WORK INSTRUCTION
What lines in the records below hold the string "label"? Please show them.

--------------------------------

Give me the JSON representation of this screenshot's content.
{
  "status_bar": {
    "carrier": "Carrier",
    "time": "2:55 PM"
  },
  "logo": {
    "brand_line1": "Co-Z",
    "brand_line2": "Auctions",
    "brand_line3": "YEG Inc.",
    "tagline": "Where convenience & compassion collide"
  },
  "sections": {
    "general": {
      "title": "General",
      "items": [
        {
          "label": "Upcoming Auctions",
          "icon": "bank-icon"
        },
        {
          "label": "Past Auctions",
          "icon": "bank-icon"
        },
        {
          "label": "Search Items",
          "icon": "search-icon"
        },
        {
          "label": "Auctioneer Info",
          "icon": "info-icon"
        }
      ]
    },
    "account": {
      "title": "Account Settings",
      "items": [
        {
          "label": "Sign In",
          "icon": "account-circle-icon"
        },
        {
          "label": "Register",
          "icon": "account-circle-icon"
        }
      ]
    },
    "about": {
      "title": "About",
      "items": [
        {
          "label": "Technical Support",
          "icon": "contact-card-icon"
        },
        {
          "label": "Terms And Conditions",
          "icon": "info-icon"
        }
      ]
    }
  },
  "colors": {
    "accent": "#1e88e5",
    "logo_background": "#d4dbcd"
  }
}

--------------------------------

TASK RESULT
          "label": "Upcoming Auctions",
          "label": "Past Auctions",
          "label": "Search Items",
          "label": "Auctioneer Info",
          "label": "Sign In",
          "label": "Register",
          "label": "Technical Support",
          "label": "Terms And Conditions",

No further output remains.